Education/ Work:

  • Where educated (names and addresses if possible); age started; subjects studied and stages reached; qualifications and awards; certification and recognition; gaps in education; number of years in total; formal or informal education
  • Relevant contextual information (from an independent source) about the education system in the country of origin (if school years are being considered as age markers check first about how children progress through year groups)
  • Employment history; duration and location; paid and unpaid; location and type; choice or forced and community history

Country and Cultural Information:

  • Key cultural factors: Religious beliefs, values systems, community expectations; caste, tribe, sect, gender, age or class issues; ritualistic or rites practices that may be relevant
  • Concept of 'age' in young person's country and culture of origin: Recording/administrative practices in country of origin and variations in practice; Different calendar systems; legal requirements and arrangements relating to age in country of origin; Cultural practices relating to age; demographic issues relevant to the stated country of origin/ethnic group

Queries concerning information:

  • Are there gaps in the young person's account that are unexpected or incongruous?
  • How does the young person respond to this being noted?

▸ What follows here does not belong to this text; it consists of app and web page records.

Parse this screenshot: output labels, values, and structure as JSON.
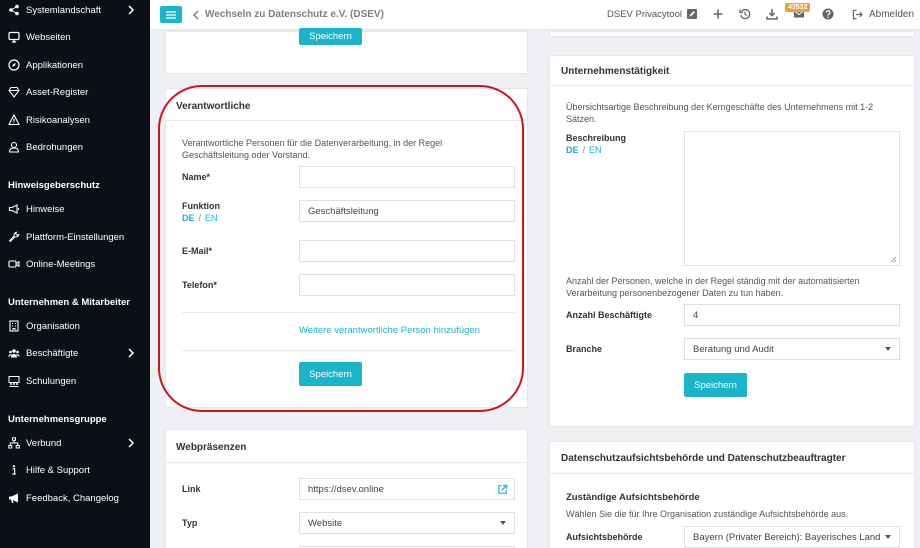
{
  "sidebar": {
    "items": [
      {
        "label": "Systemlandschaft",
        "icon": "share-nodes-icon",
        "chevron": true
      },
      {
        "label": "Webseiten",
        "icon": "monitor-icon"
      },
      {
        "label": "Applikationen",
        "icon": "compass-icon"
      },
      {
        "label": "Asset-Register",
        "icon": "diamond-icon"
      },
      {
        "label": "Risikoanalysen",
        "icon": "warning-icon"
      },
      {
        "label": "Bedrohungen",
        "icon": "user-threat-icon"
      }
    ],
    "section_hinweis": "Hinweisgeberschutz",
    "items2": [
      {
        "label": "Hinweise",
        "icon": "megaphone-icon"
      },
      {
        "label": "Plattform-Einstellungen",
        "icon": "wrench-icon"
      },
      {
        "label": "Online-Meetings",
        "icon": "video-icon"
      }
    ],
    "section_unternehmen": "Unternehmen & Mitarbeiter",
    "items3": [
      {
        "label": "Organisation",
        "icon": "building-icon"
      },
      {
        "label": "Beschäftigte",
        "icon": "users-icon",
        "chevron": true
      },
      {
        "label": "Schulungen",
        "icon": "training-icon"
      }
    ],
    "section_gruppe": "Unternehmensgruppe",
    "items4": [
      {
        "label": "Verbund",
        "icon": "org-chart-icon",
        "chevron": true
      },
      {
        "label": "Hilfe & Support",
        "icon": "info-icon"
      },
      {
        "label": "Feedback, Changelog",
        "icon": "bullhorn-icon"
      }
    ]
  },
  "topbar": {
    "back_label": "Wechseln zu Datenschutz e.V. (DSEV)",
    "app_name": "DSEV Privacytool",
    "badge": "43532",
    "logout": "Abmelden"
  },
  "verantwortliche": {
    "title": "Verantwortliche",
    "description_line1": "Verantwortliche Personen für die Datenverarbeitung, in der Regel",
    "description_line2": "Geschäftsleitung oder Vorstand.",
    "name_label": "Name*",
    "name_value": "",
    "funktion_label": "Funktion",
    "funktion_value": "Geschäftsleitung",
    "email_label": "E-Mail*",
    "email_value": "",
    "telefon_label": "Telefon*",
    "telefon_value": "",
    "add_link": "Weitere verantwortliche Person hinzufügen",
    "save": "Speichern"
  },
  "lang": {
    "de": "DE",
    "slash": "/",
    "en": "EN"
  },
  "top_card": {
    "save": "Speichern"
  },
  "webpraesenzen": {
    "title": "Webpräsenzen",
    "link_label": "Link",
    "link_value": "https://dsev.online",
    "typ_label": "Typ",
    "typ_value": "Website"
  },
  "taetigkeit": {
    "title": "Unternehmenstätigkeit",
    "description_line1": "Übersichtsartige Beschreibung der Kerngeschäfte des Unternehmens mit 1-2",
    "description_line2": "Sätzen.",
    "beschreibung_label": "Beschreibung",
    "anzahl_desc_line1": "Anzahl der Personen, welche in der Regel ständig mit der automatisierten",
    "anzahl_desc_line2": "Verarbeitung personenbezogener Daten zu tun haben.",
    "anzahl_label": "Anzahl Beschäftigte",
    "anzahl_value": "4",
    "branche_label": "Branche",
    "branche_value": "Beratung und Audit",
    "save": "Speichern"
  },
  "aufsicht": {
    "title": "Datenschutzaufsichtsbehörde und Datenschutzbeauftragter",
    "subtitle": "Zuständige Aufsichtsbehörde",
    "description": "Wählen Sie die für Ihre Organisation zuständige Aufsichtsbehörde aus.",
    "behoerde_label": "Aufsichtsbehörde",
    "behoerde_value": "Bayern (Privater Bereich): Bayerisches Land"
  },
  "colors": {
    "accent": "#1ab5c9",
    "sidebar_bg": "#0b1017",
    "highlight": "#d0141c",
    "badge": "#f0a030"
  }
}
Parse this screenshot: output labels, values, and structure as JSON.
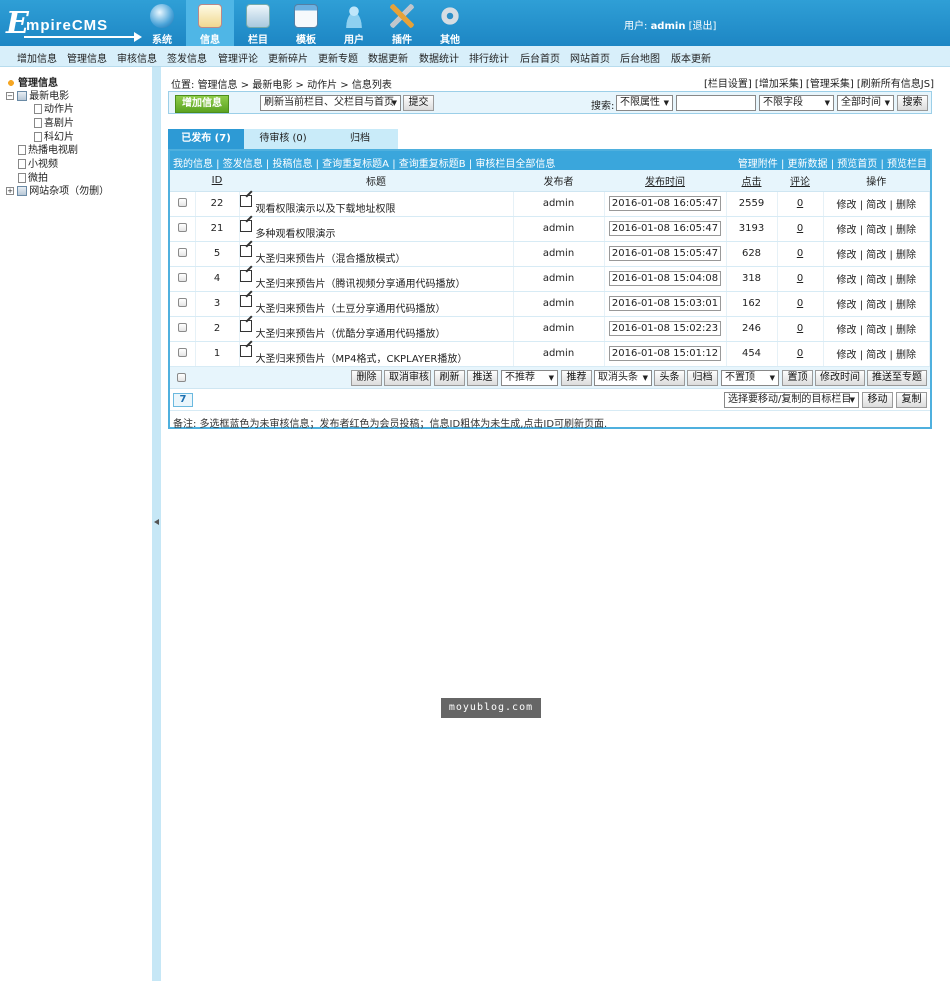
{
  "logo": {
    "big": "E",
    "rest": "mpireCMS"
  },
  "main_nav": [
    {
      "label": "系统",
      "icon": "globe-icon"
    },
    {
      "label": "信息",
      "icon": "document-edit-icon"
    },
    {
      "label": "栏目",
      "icon": "folder-icon"
    },
    {
      "label": "模板",
      "icon": "template-window-icon"
    },
    {
      "label": "用户",
      "icon": "user-icon"
    },
    {
      "label": "插件",
      "icon": "tools-icon"
    },
    {
      "label": "其他",
      "icon": "gear-icon"
    }
  ],
  "user": {
    "prefix": "用户:",
    "name": "admin",
    "logout": "[退出]"
  },
  "sub_nav": [
    "增加信息",
    "管理信息",
    "审核信息",
    "签发信息",
    "管理评论",
    "更新碎片",
    "更新专题",
    "数据更新",
    "数据统计",
    "排行统计",
    "后台首页",
    "网站首页",
    "后台地图",
    "版本更新"
  ],
  "sidebar": {
    "root": "管理信息",
    "items": [
      {
        "label": "最新电影"
      },
      {
        "label": "动作片"
      },
      {
        "label": "喜剧片"
      },
      {
        "label": "科幻片"
      },
      {
        "label": "热播电视剧"
      },
      {
        "label": "小视频"
      },
      {
        "label": "微拍"
      },
      {
        "label": "网站杂项（勿删）"
      }
    ]
  },
  "breadcrumb": {
    "prefix": "位置:",
    "items": [
      "管理信息",
      "最新电影",
      "动作片",
      "信息列表"
    ],
    "sep": ">"
  },
  "right_links": "[栏目设置] [增加采集] [管理采集] [刷新所有信息JS]",
  "toolbar": {
    "add_label": "增加信息",
    "refresh_select": "刷新当前栏目、父栏目与首页",
    "submit": "提交",
    "search_label": "搜索:",
    "attr_select": "不限属性",
    "search_value": "",
    "field_select": "不限字段",
    "time_select": "全部时间",
    "search_button": "搜索"
  },
  "tabs": [
    {
      "label": "已发布 (7)"
    },
    {
      "label": "待审核 (0)"
    },
    {
      "label": "归档"
    }
  ],
  "panel_links_left": "我的信息 | 签发信息 | 投稿信息 | 查询重复标题A | 查询重复标题B | 审核栏目全部信息",
  "panel_links_right": "管理附件 | 更新数据 | 预览首页 | 预览栏目",
  "columns": {
    "id": "ID",
    "title": "标题",
    "publisher": "发布者",
    "time": "发布时间",
    "hits": "点击",
    "comments": "评论",
    "ops": "操作"
  },
  "rows": [
    {
      "id": "22",
      "title": "观看权限演示以及下载地址权限",
      "publisher": "admin",
      "time": "2016-01-08 16:05:47",
      "hits": "2559",
      "comments": "0"
    },
    {
      "id": "21",
      "title": "多种观看权限演示",
      "publisher": "admin",
      "time": "2016-01-08 16:05:47",
      "hits": "3193",
      "comments": "0"
    },
    {
      "id": "5",
      "title": "大圣归来预告片（混合播放模式）",
      "publisher": "admin",
      "time": "2016-01-08 15:05:47",
      "hits": "628",
      "comments": "0"
    },
    {
      "id": "4",
      "title": "大圣归来预告片（腾讯视频分享通用代码播放）",
      "publisher": "admin",
      "time": "2016-01-08 15:04:08",
      "hits": "318",
      "comments": "0"
    },
    {
      "id": "3",
      "title": "大圣归来预告片（土豆分享通用代码播放）",
      "publisher": "admin",
      "time": "2016-01-08 15:03:01",
      "hits": "162",
      "comments": "0"
    },
    {
      "id": "2",
      "title": "大圣归来预告片（优酷分享通用代码播放）",
      "publisher": "admin",
      "time": "2016-01-08 15:02:23",
      "hits": "246",
      "comments": "0"
    },
    {
      "id": "1",
      "title": "大圣归来预告片（MP4格式，CKPLAYER播放）",
      "publisher": "admin",
      "time": "2016-01-08 15:01:12",
      "hits": "454",
      "comments": "0"
    }
  ],
  "row_ops": {
    "edit": "修改",
    "quick_edit": "简改",
    "delete": "删除",
    "sep": "|"
  },
  "actions": {
    "delete": "删除",
    "cancel_review": "取消审核",
    "refresh": "刷新",
    "push": "推送",
    "recommend_select": "不推荐",
    "recommend": "推荐",
    "headline_select": "取消头条",
    "headline": "头条",
    "archive": "归档",
    "top_select": "不置顶",
    "top": "置顶",
    "modify_time": "修改时间",
    "push_topic": "推送至专题"
  },
  "pager": {
    "page": "7"
  },
  "move": {
    "select": "选择要移动/复制的目标栏目",
    "move": "移动",
    "copy": "复制"
  },
  "note": "备注: 多选框蓝色为未审核信息；发布者红色为会员投稿；信息ID粗体为未生成,点击ID可刷新页面.",
  "watermark": "moyublog.com"
}
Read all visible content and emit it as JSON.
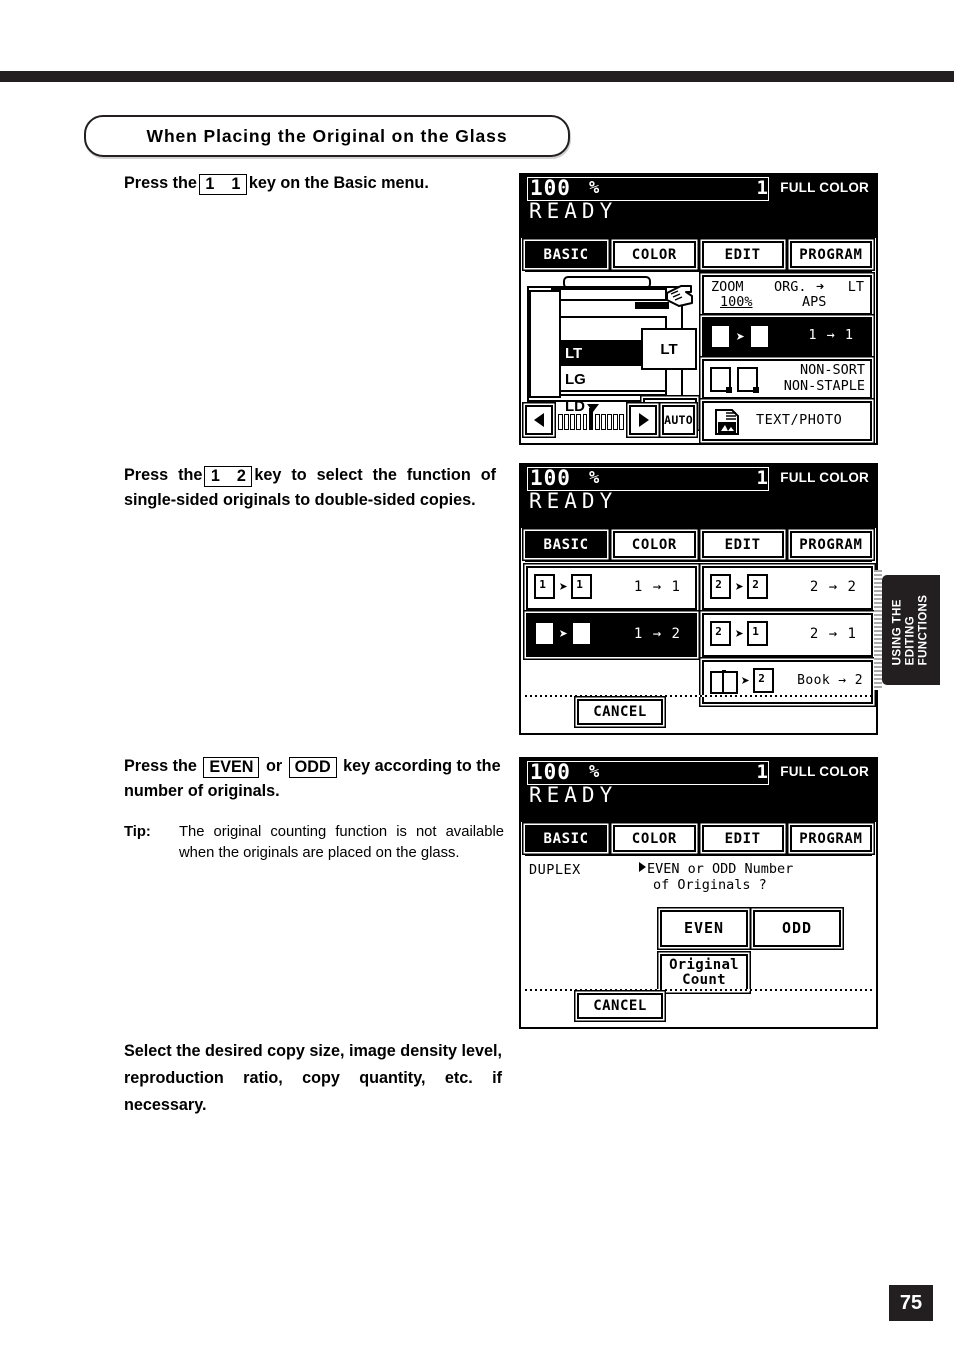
{
  "page": {
    "number": "75",
    "side_tab": "USING THE\nEDITING\nFUNCTIONS",
    "side_tab_line1": "USING THE",
    "side_tab_line2": "EDITING",
    "side_tab_line3": "FUNCTIONS"
  },
  "section": {
    "title": "When Placing the Original on the Glass"
  },
  "steps": [
    {
      "before": "Press the",
      "key": {
        "left": "1",
        "right": "1"
      },
      "after": "key on the Basic menu."
    },
    {
      "before": "Press the",
      "key": {
        "left": "1",
        "right": "2"
      },
      "after": "key to select the function of single-sided originals to double-sided copies."
    },
    {
      "before": "Press the",
      "key_even": "EVEN",
      "middle": "or",
      "key_odd": "ODD",
      "after": "key according to the number of originals.",
      "tip_label": "Tip:",
      "tip_body": "The original counting function is not available when the originals are placed on the glass."
    },
    {
      "text": "Select the desired copy size, image density level, reproduction ratio, copy quantity, etc. if necessary."
    }
  ],
  "lcd_common": {
    "ratio": "100",
    "percent": "%",
    "count": "1",
    "color_mode": "FULL COLOR",
    "status": "READY",
    "tabs": [
      {
        "label": "BASIC",
        "selected": true
      },
      {
        "label": "COLOR",
        "selected": false
      },
      {
        "label": "EDIT",
        "selected": false
      },
      {
        "label": "PROGRAM",
        "selected": false
      }
    ],
    "cancel": "CANCEL"
  },
  "panel1": {
    "paper_rows": [
      "",
      "LT",
      "LG",
      "LD"
    ],
    "selected_paper": "LT",
    "feed_label": "LT",
    "auto_label": "AUTO",
    "zoom_label": "ZOOM",
    "zoom_value": "100%",
    "org_label": "ORG.",
    "org_arrow": "➜",
    "org_size": "LT",
    "aps_label": "APS",
    "duplex_label": "1 → 1",
    "duplex_icon_from": "1",
    "duplex_icon_to": "1",
    "finish_line1": "NON-SORT",
    "finish_line2": "NON-STAPLE",
    "original_mode": "TEXT/PHOTO"
  },
  "panel2": {
    "options": [
      {
        "label": "1 → 1",
        "from": "1",
        "to": "1",
        "selected": false,
        "kind": "sheet"
      },
      {
        "label": "1 → 2",
        "from": "1",
        "to": "2",
        "selected": true,
        "kind": "sheet"
      },
      {
        "label": "2 → 2",
        "from": "2",
        "to": "2",
        "selected": false,
        "kind": "sheet"
      },
      {
        "label": "2 → 1",
        "from": "2",
        "to": "1",
        "selected": false,
        "kind": "sheet"
      },
      {
        "label": "Book → 2",
        "from": "book",
        "to": "2",
        "selected": false,
        "kind": "book"
      }
    ]
  },
  "panel3": {
    "mode_label": "DUPLEX",
    "question_line1": "EVEN or ODD Number",
    "question_line2": "of Originals ?",
    "even_button": "EVEN",
    "odd_button": "ODD",
    "original_count_line1": "Original",
    "original_count_line2": "Count"
  }
}
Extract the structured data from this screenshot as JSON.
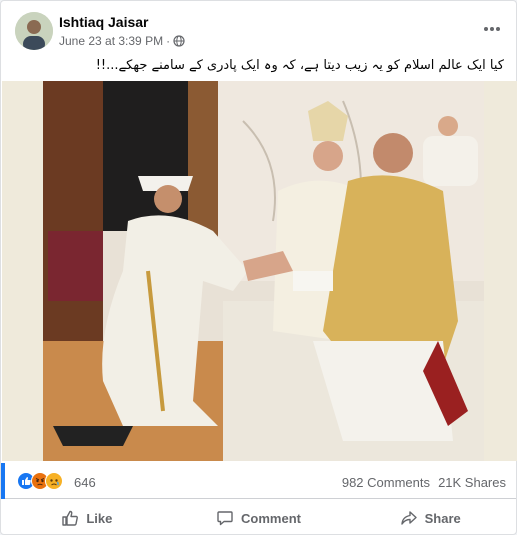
{
  "post": {
    "author": "Ishtiaq Jaisar",
    "timestamp": "June 23 at 3:39 PM",
    "separator": "·",
    "privacy_icon": "globe-icon",
    "caption": "کیا ایک عالم اسلام کو یہ زیب دیتا ہے، کہ وہ ایک پادری کے سامنے جھکے...!!"
  },
  "stats": {
    "reactions": [
      "like-icon",
      "angry-icon",
      "sad-icon"
    ],
    "reaction_count": "646",
    "comments": "982 Comments",
    "shares": "21K Shares"
  },
  "actions": {
    "like": "Like",
    "comment": "Comment",
    "share": "Share"
  },
  "colors": {
    "brand_blue": "#1877f2",
    "secondary_text": "#65676b",
    "angry": "#e9710f",
    "sad": "#f7b125"
  }
}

Are there possible explanations?
  • Are there aspects of the account which stand out as being highly unlikely or otherwise implausible? Are there possible explanations for this?
  • Queries regarding documentation; If the young person is considered to have deliberately lied, how do they respond to this being noted? Are there possible explanations for any untruths other than a wish to deceive regarding their age?

These should be noted ( NB. It is important to raise and allow the young person an opportunity to respond to any concerns about inconsistencies or doubts about veracity. This should be done in the presence of any 'appropriate adult' involved). It is also important to be aware of possible areas of miscommunication)

  • Feedback: ensure initial findings fed back to the young person and contributing agencies for comment and clarification if necessary

Analysis of information: information

  • Key evidential points: key patterns or items of information that are regarded as significant in indicating the young person's age; include contradictory indicators; include a note of any documentation that is relied upon. A chronology is key.
  • Key interpretations: Active consideration of how to analyse the available information and how the above have been interpreted and understood so as to lead to a particular conclusion; include how contradictory indicators have been considered and weighed
  • Bias: Workers should be aware of the potential for bias in the assessment and through the adoption of a questioning approach and the use of supervision consider how to manage any points
  • Triangulation: Where possible assessments should aim to use multiple sources of information to triangulate key points and opinions
  • Supervision: Findings should be jointly reviewed by the workers and their supervisor. Workers may wish to consider using a process of 'challenging and proving' to help develop conclusions.

Conclusion:

  • Conclusion in respect of age assessment: Statement of the indicated parameters of likely age. This should indicate whether the young person is over eighteen, under eighteen, under sixteen. Where a young person has given a stated date of birth and this is consistent with the assessment then it should be accepted as their true date of birth. Where an exact date has not been stated but a season or other period in the year is indicated (and is not inconsistent with the assessment) this should be used to state a date of birth.
  • Issues of significant need arising from the assessment: Note of any significant areas of general welfare need that have been identified as a result of the assessment (irrespective of the young person's indicated likely age

Confirmation assessment outcome discussed with young person:

  • Outcome: note date of discussion; any issues/disagreements/ further information put forward/ amendments etc.

Assessed date of birth:

Signatures:

  • Lead Worker/Date
  • Second Worker/Date
  • Supervisor/Date

Contact